Work to be completed: Quote the records that follow in full and exactly; leave out the pictures.

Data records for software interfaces
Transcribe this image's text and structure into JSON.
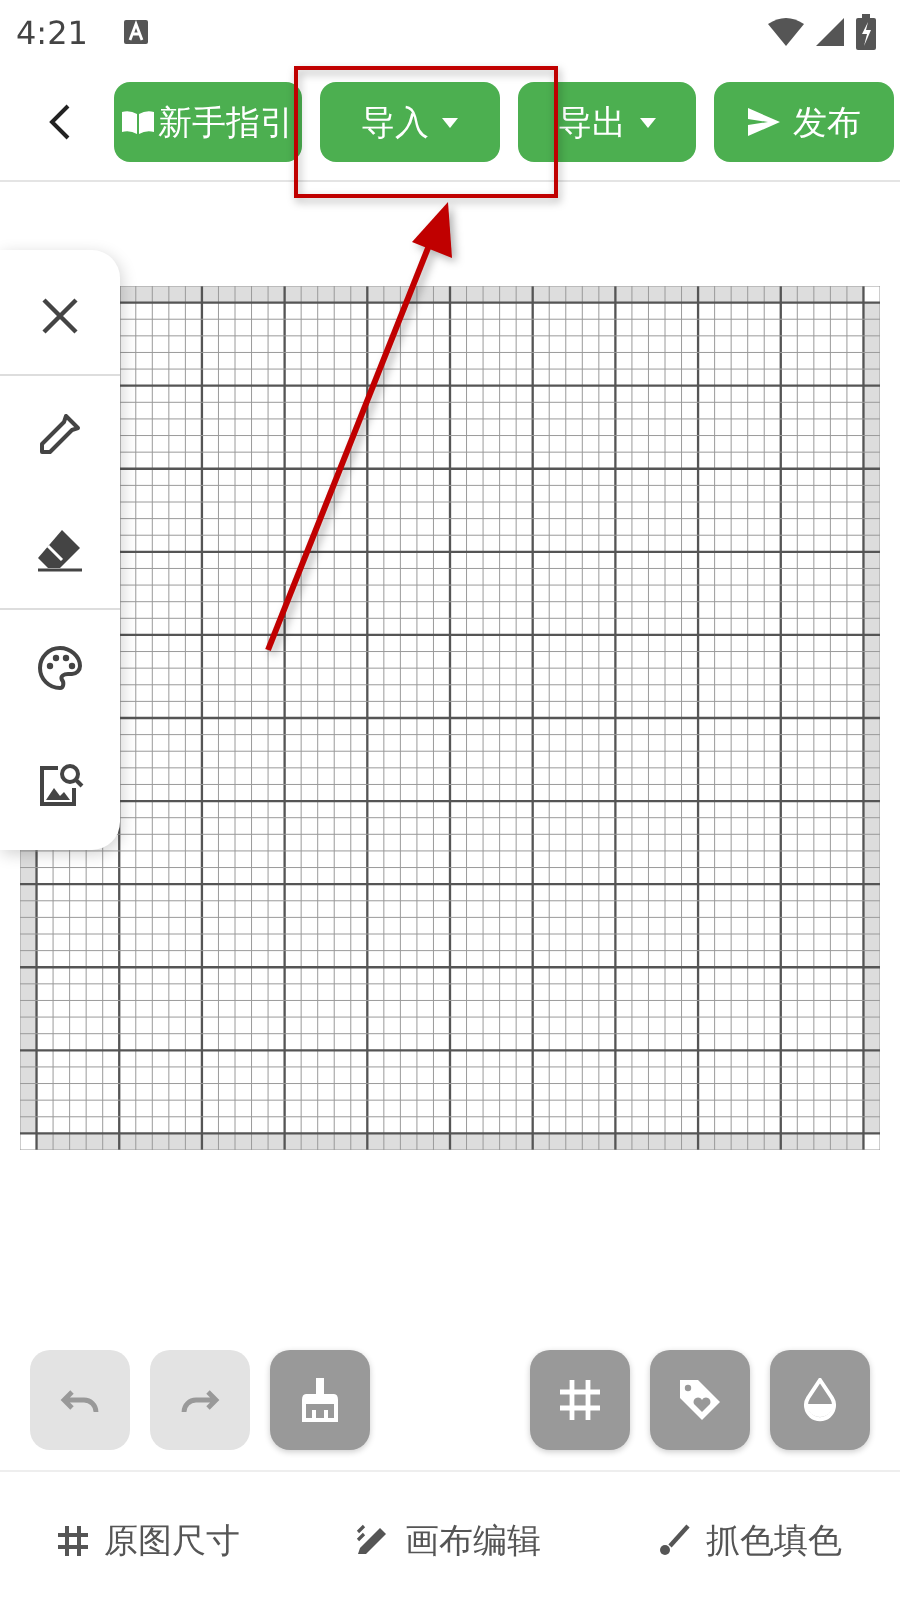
{
  "status_bar": {
    "time": "4:21"
  },
  "toolbar": {
    "buttons": [
      {
        "label": "新手指引",
        "kind": "guide",
        "dropdown": false
      },
      {
        "label": "导入",
        "kind": "plain",
        "dropdown": true
      },
      {
        "label": "导出",
        "kind": "plain",
        "dropdown": true
      },
      {
        "label": "发布",
        "kind": "send",
        "dropdown": false
      }
    ]
  },
  "side_tools": [
    {
      "kind": "close",
      "divider_after": true
    },
    {
      "kind": "dropper",
      "divider_after": false
    },
    {
      "kind": "eraser",
      "divider_after": true
    },
    {
      "kind": "palette",
      "divider_after": false
    },
    {
      "kind": "image-search",
      "divider_after": false
    }
  ],
  "left_actions": [
    {
      "kind": "undo",
      "disabled": true
    },
    {
      "kind": "redo",
      "disabled": true
    },
    {
      "kind": "clean",
      "disabled": false
    }
  ],
  "right_actions": [
    {
      "kind": "grid",
      "disabled": false
    },
    {
      "kind": "tag",
      "disabled": false
    },
    {
      "kind": "drop",
      "disabled": false
    }
  ],
  "bottom_tabs": [
    {
      "label": "原图尺寸",
      "kind": "hash"
    },
    {
      "label": "画布编辑",
      "kind": "edit"
    },
    {
      "label": "抓色填色",
      "kind": "brush"
    }
  ]
}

Solution for this task:
Transcribe this image's text and structure into JSON.
{
  "status_bar": {
    "time": "4:21"
  },
  "toolbar": {
    "buttons": [
      {
        "label": "新手指引",
        "kind": "guide",
        "dropdown": false
      },
      {
        "label": "导入",
        "kind": "plain",
        "dropdown": true
      },
      {
        "label": "导出",
        "kind": "plain",
        "dropdown": true
      },
      {
        "label": "发布",
        "kind": "send",
        "dropdown": false
      }
    ]
  },
  "side_tools": [
    {
      "kind": "close",
      "divider_after": true
    },
    {
      "kind": "dropper",
      "divider_after": false
    },
    {
      "kind": "eraser",
      "divider_after": true
    },
    {
      "kind": "palette",
      "divider_after": false
    },
    {
      "kind": "image-search",
      "divider_after": false
    }
  ],
  "left_actions": [
    {
      "kind": "undo",
      "disabled": true
    },
    {
      "kind": "redo",
      "disabled": true
    },
    {
      "kind": "clean",
      "disabled": false
    }
  ],
  "right_actions": [
    {
      "kind": "grid",
      "disabled": false
    },
    {
      "kind": "tag",
      "disabled": false
    },
    {
      "kind": "drop",
      "disabled": false
    }
  ],
  "bottom_tabs": [
    {
      "label": "原图尺寸",
      "kind": "hash"
    },
    {
      "label": "画布编辑",
      "kind": "edit"
    },
    {
      "label": "抓色填色",
      "kind": "brush"
    }
  ]
}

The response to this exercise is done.